Part of the sampling and experimentation program is part of the MERCES project (WP4 leaded by Telmo Morato -IMAR- Pt and Andrew Sweetman -HWU-UK) and ECOREF project (PI M. Matabos, Funding by Equinor) with the specific objective to evaluate the resilience of a modiole assembly and to understand the recolonization processes.
The development of a new observatory for the observation of a cold coral ecosystem in the Bay of Biscay has started in the framework of the MarHa project (LIFE16 IPE FR001). Two deployment tests of this new structure using no lost ballast were carried out during the campaign.
Samples of the crab Segonzacia mesatlantica and the shrimp Mirocaris fortunata are taken every year and supplied to Océanopolis (Brest) as part of the permanent exhibition "Abyssbox".

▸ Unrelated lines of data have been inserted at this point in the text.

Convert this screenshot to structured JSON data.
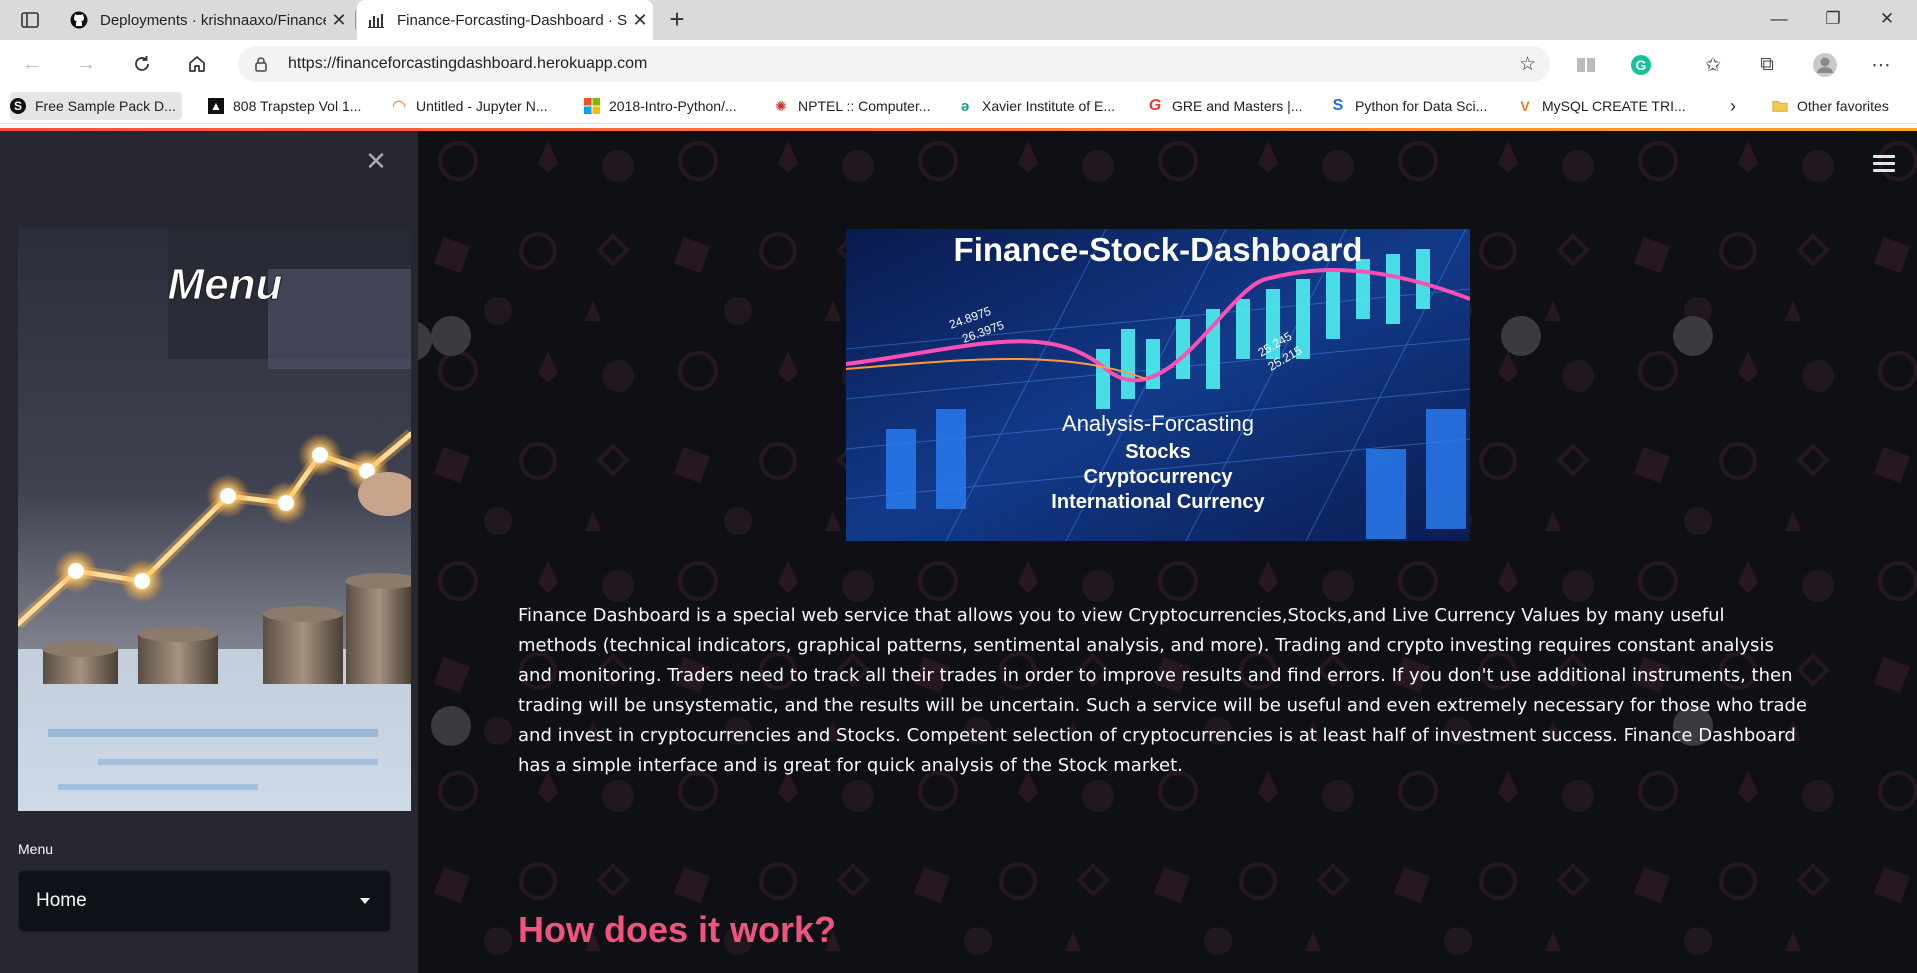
{
  "browser": {
    "tabs": [
      {
        "title": "Deployments · krishnaaxo/Finance-Forcasting",
        "active": false
      },
      {
        "title": "Finance-Forcasting-Dashboard · Streamlit",
        "active": true
      }
    ],
    "url": "https://financeforcastingdashboard.herokuapp.com",
    "bookmarks": [
      {
        "label": "Free Sample Pack D..."
      },
      {
        "label": "808 Trapstep Vol 1..."
      },
      {
        "label": "Untitled - Jupyter N..."
      },
      {
        "label": "2018-Intro-Python/..."
      },
      {
        "label": "NPTEL :: Computer..."
      },
      {
        "label": "Xavier Institute of E..."
      },
      {
        "label": "GRE and Masters |..."
      },
      {
        "label": "Python for Data Sci..."
      },
      {
        "label": "MySQL CREATE TRI..."
      }
    ],
    "other_favorites": "Other favorites",
    "grammarly_letter": "G"
  },
  "sidebar": {
    "image_text": "Menu",
    "menu_label": "Menu",
    "select_value": "Home"
  },
  "main": {
    "banner": {
      "title": "Finance-Stock-Dashboard",
      "subtitle": "Analysis-Forcasting",
      "line1": "Stocks",
      "line2": "Cryptocurrency",
      "line3": "International Currency",
      "num1": "24.8975",
      "num2": "26.3975",
      "num3": "25.245",
      "num4": "25.215"
    },
    "description": "Finance Dashboard is a special web service that allows you to view Cryptocurrencies,Stocks,and Live Currency Values by many useful methods (technical indicators, graphical patterns, sentimental analysis, and more). Trading and crypto investing requires constant analysis and monitoring. Traders need to track all their trades in order to improve results and find errors. If you don't use additional instruments, then trading will be unsystematic, and the results will be uncertain. Such a service will be useful and even extremely necessary for those who trade and invest in cryptocurrencies and Stocks. Competent selection of cryptocurrencies is at least half of investment success. Finance Dashboard has a simple interface and is great for quick analysis of the Stock market.",
    "section_heading": "How does it work?"
  },
  "colors": {
    "accent": "#f0547e",
    "sidebar_bg": "#262730",
    "main_bg": "#0f1016"
  }
}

The MoMARSAT campaign and the EMSO-Azores observatory are thus integrated in the following projects:  
- EMSO ERIC (European Multidisciplinary Seafloor and water column Observatory,, DG J. Danobeitia) and EMSO link (PI P. Favalli, H2020 Grant agreement No. 731036).
- MERCES (Marine Ecosystem Restoration in Changing European Seas,, Coordinator Roberto Danovaro Università Politecnica delle Marche, Italy, H2020 grant agreement No. 689518).
- ECOREF (Ecological COnnectivity between active and inactive sites: REcolonization dynamics and Functional links. PI M. Matabos, Funding from EQUINOR).
- iAtlantic (Integrated assessment of the Atlantic Marine Ecosystems in space and time,, coordinator M. Roberts University of Edinburgh, grant agreement No 818123).
- Abyssbox: Pressurized aquarium presenting to the general public since 2012 crabs and shrimps taken from the Lucky Strike hydrothermal field at Océanopolis Brest. PI D. Barthélémy.
- ISBLUE Interdisciplinary graduate school for the blue planet (ANR-17-EURE-0015). PI A.M. Tréguier
- MarHa - Marine Habitat project - PI J. Delavenne OFB, LIFE16 IPE FR001. PI Julie Tourolle for the Ifremer contribution.

The data acquired during the campaign are available online :
- data acquired by the infrastructure via the portal -
- the video data acquired by the ROV Victor on the Video Marine Sciences portal -
- campaign and dive reports on the campaign catalog portal

Published data

Gautier Laurent, Chauvet Adrien, Matabos Marjolaine, Sarradin Pierre-Marie (2023). COSTOF2, technical data from BOREL, node of the BOREL buoy, 2020-2021.

Gautier Laurent, Chauvet Adrien, Matabos Marjolaine, Sarradin Pierre-Marie (2023). COSTOF2, technical data from SeaMoN East, node of the EMSO-Azores observatory, 2020-2021.

Data managed by SISMER

Sampling operations





Astorch-Cardona Aina, Guerre Mathilde, Dolla Alain, Chavagnac Valérie, Rommevaux Céline (2023). Spatial comparison and temporal evolution of two marine iron-rich microbial mats from the Lucky Strike Hydrothermal Field, related to environmental variations. Frontiers In Marine Science, 10, 1038192 (15p.). Publisher's official version : , Open Access version :